    Despite the ingenuity, Woods’ invention caught on. The only one similar that I know of is a British design of which very little is known. I am, however, familiar with a modern-day design that is very similar.

    Engraver and jeweler Andreas Von Zadora Gerlof removed the internals of a pocket watch and fitted it with the mechanism necessary to fire tiny .22 CB rounds. Even though it doesn’t keep time, it’s still right twice a day. If that’s something you’re interested in, there’s one for sale over at AZFirearms.

    Gerlof’s modern version

    It’s been more than 100 years since Leonard Woods cooked up the idea of a pocket watch pistol. Even though his design didn’t take off, it lives on in spirit. There are some modern “disguised” guns available to today’s consumer.

    First up is the LifeCard, which is a single-shot .22LR firearm that isn’t much larger than a handful of credit cards stacked on top of one another. Weighing just 7 ounces and only half an inch thick, it fits perfectly in the watch pocket on your jeans (Mr. Woods would be proud).

    LifeCard in the watch pocket

    Another similarly-sized option is the Ideal Conceal pistol. Very similar in design to the LifeCard, the Ideal Conceal will pack more punch since it is chambered for the .380ACP cartridge and is a double-derringer configuration. It’s also a bit larger; while the LifeCard can fit in an Altoids tin, Ideal Conceal is about the size of your average smartphone.

    Ideal Conceal’s .380 double derringer

    Kicking it up a notch are the offerings from Full Conceal. Their M3D is built on the Glock 19 and their M3S is built on the Glock 43. The concept behind these pistols is that when they are folded up and placed in your pocket, the outline looks like a wallet or cell phone. The benefit to these models over the LifeCard or Ideal Conceal is magazine capacity and caliber size. The M3D has a capacity of 21+1 and the M3S is 8+1.

    Full Conceal’s M3S model

    When Leonard Woods designed his pocket watch pistol, there were already myriad diminutive designs of larger caliber and higher capacity available to the discerning gentleman or safety-conscious lady. No doubt, that is why the design is relegated to history.

    With so many highly-effective, conventional-looking pocket pistols for sale today, is there really a solid market for guns such as the LifeCard, Ideal Conceal, and Full Conceal? Or will they soon go the way of the pocket watch pistol – lost to time until some writer in the future stumbles upon their patents in a book or on a website and writes another piece like this in 2118?

    TFB’s Concealed Carry Corner is brought to you by GLOCK

    Logan Metesh

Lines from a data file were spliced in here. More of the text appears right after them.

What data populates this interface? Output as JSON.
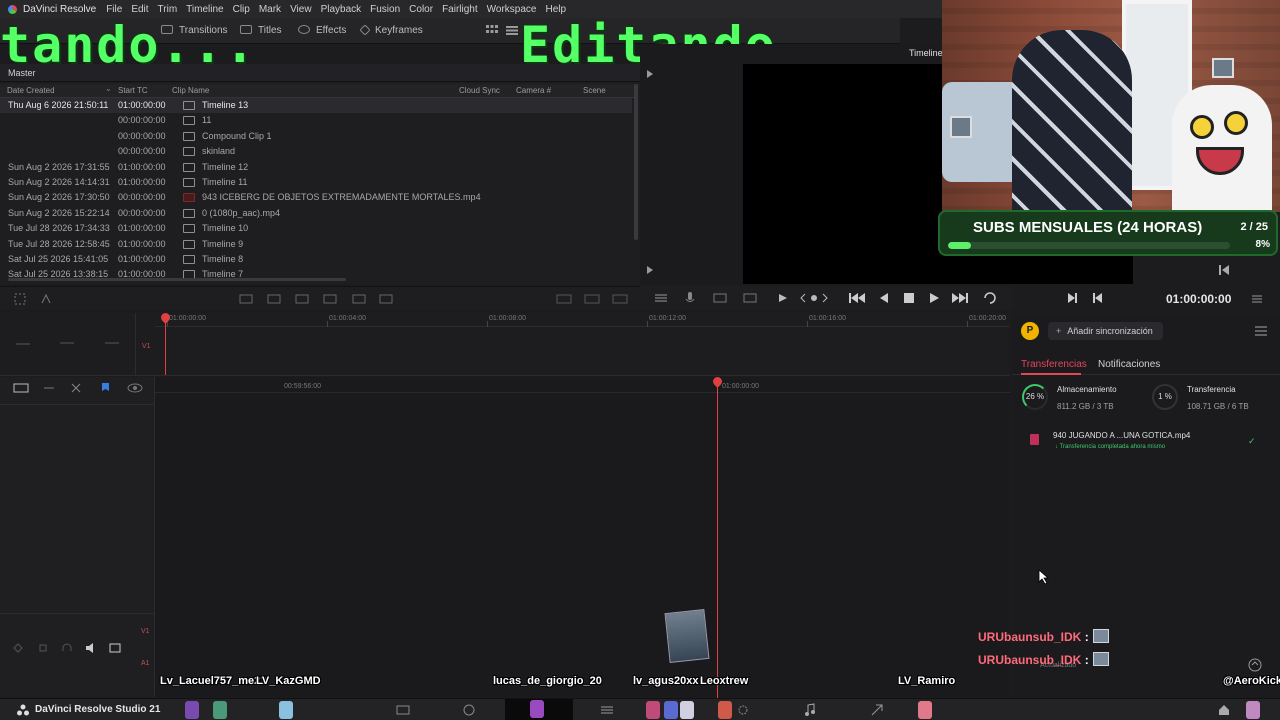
{
  "menubar": {
    "app_name": "DaVinci Resolve",
    "items": [
      "File",
      "Edit",
      "Trim",
      "Timeline",
      "Clip",
      "Mark",
      "View",
      "Playback",
      "Fusion",
      "Color",
      "Fairlight",
      "Workspace",
      "Help"
    ]
  },
  "toolbar": {
    "transitions": "Transitions",
    "titles": "Titles",
    "effects": "Effects",
    "keyframes": "Keyframes"
  },
  "overlay": {
    "left_text": "tando...",
    "right_text": "Editando..."
  },
  "viewer": {
    "title": "Timeline",
    "timecode": "01:00:00:00"
  },
  "media_pool": {
    "bin": "Master",
    "columns": [
      "Date Created",
      "Start TC",
      "Clip Name",
      "Cloud Sync",
      "Camera #",
      "Scene"
    ],
    "rows": [
      {
        "date": "Thu Aug 6 2026 21:50:11",
        "tc": "01:00:00:00",
        "name": "Timeline 13",
        "selected": true,
        "kind": "timeline"
      },
      {
        "date": "",
        "tc": "00:00:00:00",
        "name": "11",
        "selected": false,
        "kind": "clip"
      },
      {
        "date": "",
        "tc": "00:00:00:00",
        "name": "Compound Clip 1",
        "selected": false,
        "kind": "clip"
      },
      {
        "date": "",
        "tc": "00:00:00:00",
        "name": "skinland",
        "selected": false,
        "kind": "clip"
      },
      {
        "date": "Sun Aug 2 2026 17:31:55",
        "tc": "01:00:00:00",
        "name": "Timeline 12",
        "selected": false,
        "kind": "timeline"
      },
      {
        "date": "Sun Aug 2 2026 14:14:31",
        "tc": "01:00:00:00",
        "name": "Timeline 11",
        "selected": false,
        "kind": "timeline"
      },
      {
        "date": "Sun Aug 2 2026 17:30:50",
        "tc": "00:00:00:00",
        "name": "943 ICEBERG DE OBJETOS EXTREMADAMENTE MORTALES.mp4",
        "selected": false,
        "kind": "video"
      },
      {
        "date": "Sun Aug 2 2026 15:22:14",
        "tc": "00:00:00:00",
        "name": "0 (1080p_aac).mp4",
        "selected": false,
        "kind": "clip"
      },
      {
        "date": "Tue Jul 28 2026 17:34:33",
        "tc": "01:00:00:00",
        "name": "Timeline 10",
        "selected": false,
        "kind": "timeline"
      },
      {
        "date": "Tue Jul 28 2026 12:58:45",
        "tc": "01:00:00:00",
        "name": "Timeline 9",
        "selected": false,
        "kind": "timeline"
      },
      {
        "date": "Sat Jul 25 2026 15:41:05",
        "tc": "01:00:00:00",
        "name": "Timeline 8",
        "selected": false,
        "kind": "timeline"
      },
      {
        "date": "Sat Jul 25 2026 13:38:15",
        "tc": "01:00:00:00",
        "name": "Timeline 7",
        "selected": false,
        "kind": "timeline"
      }
    ]
  },
  "subs": {
    "title": "SUBS MENSUALES (24 HORAS)",
    "count": "2 / 25",
    "percent_label": "8%",
    "progress": 0.08
  },
  "timeline": {
    "ruler_ticks": [
      "01:00:00:00",
      "01:00:04:00",
      "01:00:08:00",
      "01:00:12:00",
      "01:00:16:00",
      "01:00:20:00"
    ],
    "lower_ticks": [
      "00:59:56:00",
      "01:00:00:00"
    ],
    "track_v1": "V1",
    "track_a1": "A1"
  },
  "cloud_panel": {
    "avatar_letter": "P",
    "sync_button": "Añadir sincronización",
    "tab_transfers": "Transferencias",
    "tab_notifications": "Notificaciones",
    "storage_pct": "26 %",
    "storage_title": "Almacenamiento",
    "storage_val": "811.2 GB / 3 TB",
    "transfer_pct": "1 %",
    "transfer_title": "Transferencia",
    "transfer_val": "108.71 GB / 6 TB",
    "file_name": "940 JUGANDO A ...UNA GOTICA.mp4",
    "file_status": "Transferencia completada ahora mismo",
    "footer_status": "Actualizado"
  },
  "chat": [
    {
      "user": "URUbaunsub_IDK",
      "colon": ":"
    },
    {
      "user": "URUbaunsub_IDK",
      "colon": ":"
    }
  ],
  "viewers": [
    "Lv_Lacuel757_me23",
    "LV_KazGMD",
    "lucas_de_giorgio_20",
    "lv_agus20xx",
    "Leoxtrew",
    "LV_Ramiro",
    "@AeroKick"
  ],
  "bottom": {
    "app_label": "DaVinci Resolve Studio 21"
  },
  "colors": {
    "accent_red": "#e04757",
    "playhead": "#e04040",
    "overlay_green": "#55ff66",
    "subs_fill": "#5cf06a"
  }
}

    T. Logan Metesh is an historian and writer who runs High Caliber History LLC. He has worked for the NRA Museums, the Smithsonian Institution, and the National Park Service. He has also served as an historic firearms facilitator for television shows such as Mysteries at the Museum, Gun Stories with Joe Mantegna, NRA Gun Gurus, and American Rifleman TV.

    Contact him at [email protected]